BEGIN Task input

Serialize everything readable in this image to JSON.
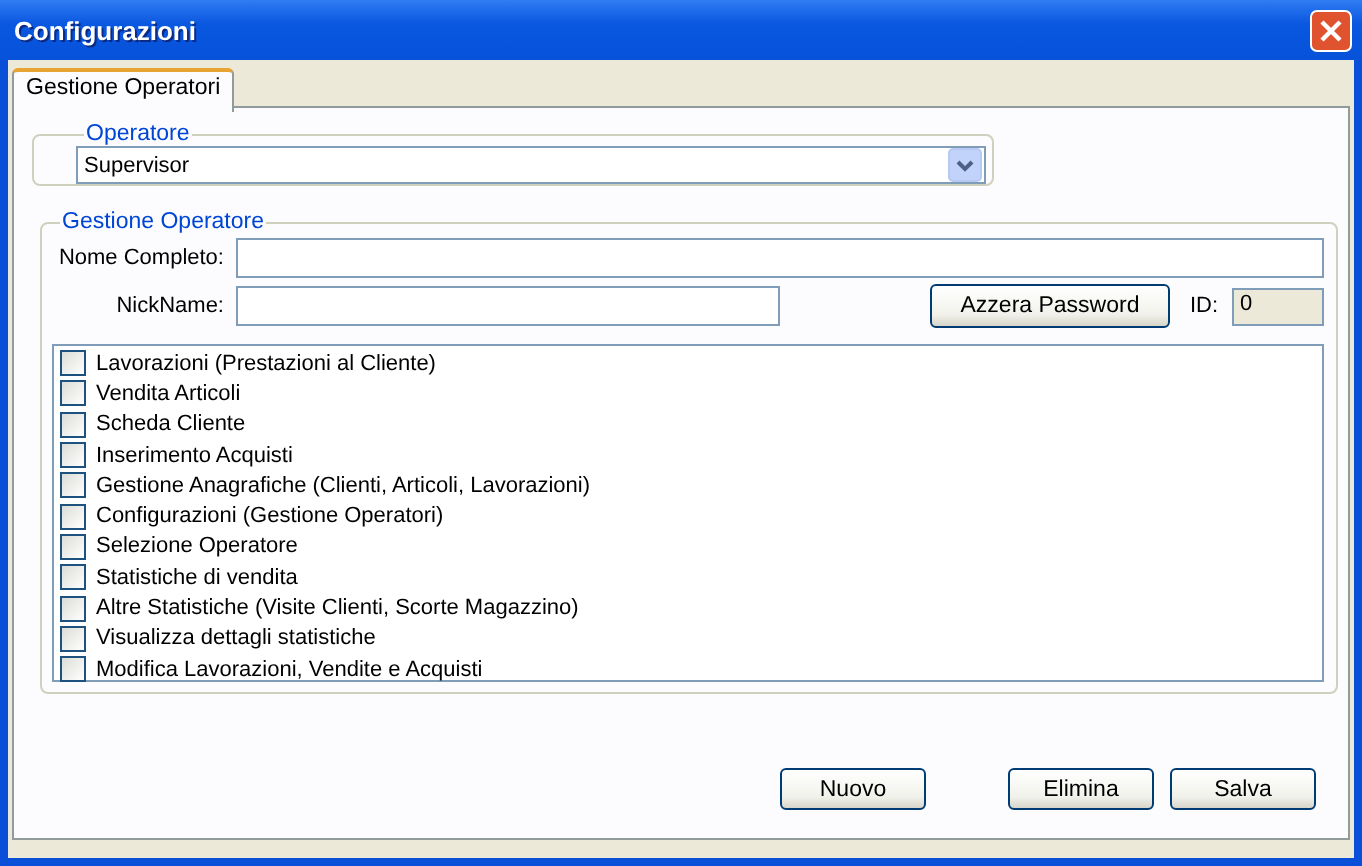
{
  "window": {
    "title": "Configurazioni"
  },
  "tabs": [
    {
      "label": "Gestione Operatori",
      "selected": true
    }
  ],
  "operator_group": {
    "legend": "Operatore",
    "dropdown": {
      "value": "Supervisor"
    }
  },
  "management_group": {
    "legend": "Gestione Operatore",
    "full_name": {
      "label": "Nome Completo:"
    },
    "nickname": {
      "label": "NickName:"
    },
    "reset_button": "Azzera Password",
    "id": {
      "label": "ID:",
      "value": "0"
    },
    "permissions": [
      {
        "label": "Lavorazioni (Prestazioni al Cliente)",
        "checked": false
      },
      {
        "label": "Vendita Articoli",
        "checked": false
      },
      {
        "label": "Scheda Cliente",
        "checked": false
      },
      {
        "label": "Inserimento Acquisti",
        "checked": false
      },
      {
        "label": "Gestione Anagrafiche (Clienti, Articoli, Lavorazioni)",
        "checked": false
      },
      {
        "label": "Configurazioni (Gestione Operatori)",
        "checked": false
      },
      {
        "label": "Selezione Operatore",
        "checked": false
      },
      {
        "label": "Statistiche di vendita",
        "checked": false
      },
      {
        "label": "Altre Statistiche (Visite Clienti, Scorte Magazzino)",
        "checked": false
      },
      {
        "label": "Visualizza dettagli statistiche",
        "checked": false
      },
      {
        "label": "Modifica Lavorazioni, Vendite e Acquisti",
        "checked": false
      }
    ]
  },
  "buttons": [
    "Nuovo",
    "Elimina",
    "Salva"
  ]
}
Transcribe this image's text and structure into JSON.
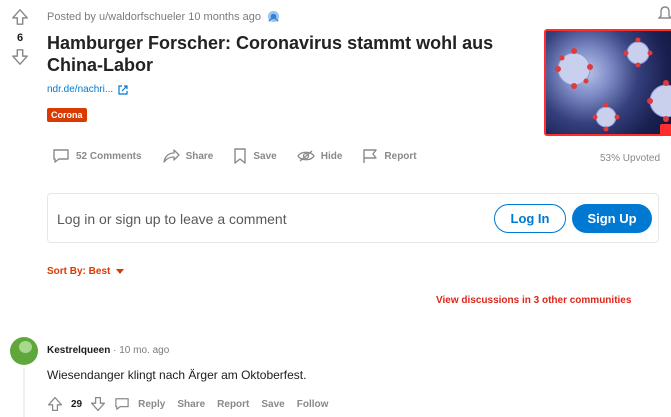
{
  "post": {
    "score": "6",
    "meta": "Posted by u/waldorfschueler 10 months ago",
    "title": "Hamburger Forscher: Coronavirus stammt wohl aus China-Labor",
    "link": "ndr.de/nachri...",
    "flair": "Corona",
    "upvoted": "53% Upvoted"
  },
  "actions": {
    "comments": "52 Comments",
    "share": "Share",
    "save": "Save",
    "hide": "Hide",
    "report": "Report"
  },
  "comment_box": {
    "prompt": "Log in or sign up to leave a comment",
    "login": "Log In",
    "signup": "Sign Up"
  },
  "sort": {
    "label": "Sort By: Best"
  },
  "other_communities": "View discussions in 3 other communities",
  "comment": {
    "author": "Kestrelqueen",
    "time": "· 10 mo. ago",
    "body": "Wiesendanger klingt nach Ärger am Oktoberfest.",
    "score": "29",
    "reply": "Reply",
    "share": "Share",
    "report": "Report",
    "save": "Save",
    "follow": "Follow"
  },
  "colors": {
    "accent": "#0079d3",
    "flair": "#d93a00",
    "alert": "#e0261a"
  },
  "icons": [
    "upvote-icon",
    "downvote-icon",
    "award-icon",
    "bell-icon",
    "external-link-icon",
    "comment-icon",
    "share-icon",
    "save-icon",
    "hide-icon",
    "report-icon",
    "caret-down-icon"
  ]
}
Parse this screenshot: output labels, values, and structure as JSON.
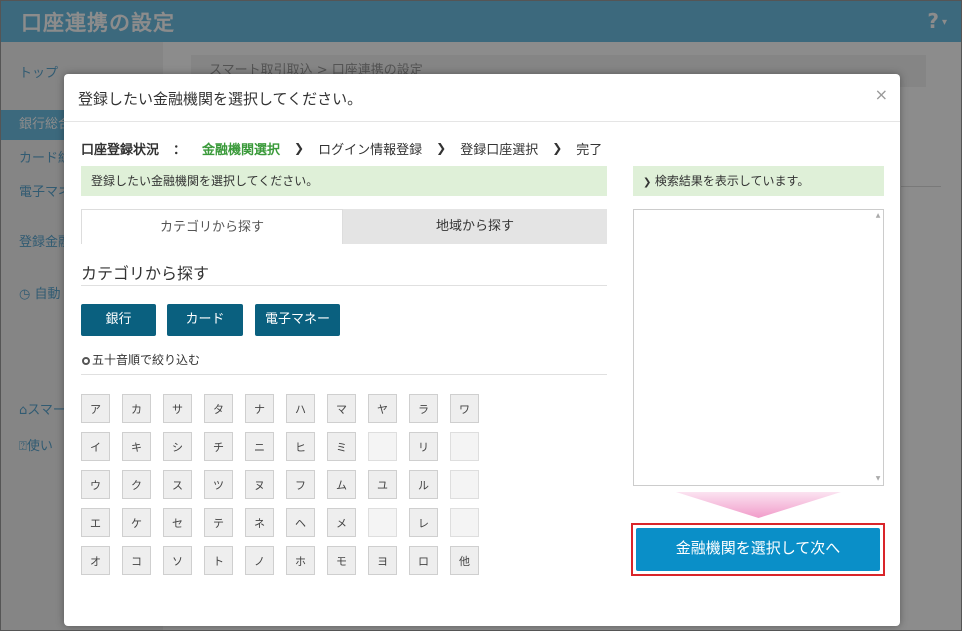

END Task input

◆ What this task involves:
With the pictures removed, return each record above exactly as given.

◆ Solution for this exercise:
Serialize everything readable in this image to JSON.
{
  "window": {
    "title": "Configurazioni"
  },
  "tabs": [
    {
      "label": "Gestione Operatori",
      "selected": true
    }
  ],
  "operator_group": {
    "legend": "Operatore",
    "dropdown": {
      "value": "Supervisor"
    }
  },
  "management_group": {
    "legend": "Gestione Operatore",
    "full_name": {
      "label": "Nome Completo:"
    },
    "nickname": {
      "label": "NickName:"
    },
    "reset_button": "Azzera Password",
    "id": {
      "label": "ID:",
      "value": "0"
    },
    "permissions": [
      {
        "label": "Lavorazioni (Prestazioni al Cliente)",
        "checked": false
      },
      {
        "label": "Vendita Articoli",
        "checked": false
      },
      {
        "label": "Scheda Cliente",
        "checked": false
      },
      {
        "label": "Inserimento Acquisti",
        "checked": false
      },
      {
        "label": "Gestione Anagrafiche (Clienti, Articoli, Lavorazioni)",
        "checked": false
      },
      {
        "label": "Configurazioni (Gestione Operatori)",
        "checked": false
      },
      {
        "label": "Selezione Operatore",
        "checked": false
      },
      {
        "label": "Statistiche di vendita",
        "checked": false
      },
      {
        "label": "Altre Statistiche (Visite Clienti, Scorte Magazzino)",
        "checked": false
      },
      {
        "label": "Visualizza dettagli statistiche",
        "checked": false
      },
      {
        "label": "Modifica Lavorazioni, Vendite e Acquisti",
        "checked": false
      }
    ]
  },
  "buttons": [
    "Nuovo",
    "Elimina",
    "Salva"
  ]
}
Transcribe this image's text and structure into JSON.
{
  "post": {
    "score": "6",
    "meta": "Posted by u/waldorfschueler 10 months ago",
    "title": "Hamburger Forscher: Coronavirus stammt wohl aus China-Labor",
    "link": "ndr.de/nachri...",
    "flair": "Corona",
    "upvoted": "53% Upvoted"
  },
  "actions": {
    "comments": "52 Comments",
    "share": "Share",
    "save": "Save",
    "hide": "Hide",
    "report": "Report"
  },
  "comment_box": {
    "prompt": "Log in or sign up to leave a comment",
    "login": "Log In",
    "signup": "Sign Up"
  },
  "sort": {
    "label": "Sort By: Best"
  },
  "other_communities": "View discussions in 3 other communities",
  "comment": {
    "author": "Kestrelqueen",
    "time": "· 10 mo. ago",
    "body": "Wiesendanger klingt nach Ärger am Oktoberfest.",
    "score": "29",
    "reply": "Reply",
    "share": "Share",
    "report": "Report",
    "save": "Save",
    "follow": "Follow"
  },
  "colors": {
    "accent": "#0079d3",
    "flair": "#d93a00",
    "alert": "#e0261a"
  },
  "icons": [
    "upvote-icon",
    "downvote-icon",
    "award-icon",
    "bell-icon",
    "external-link-icon",
    "comment-icon",
    "share-icon",
    "save-icon",
    "hide-icon",
    "report-icon",
    "caret-down-icon"
  ]
}
Parse this screenshot: output labels, values, and structure as JSON.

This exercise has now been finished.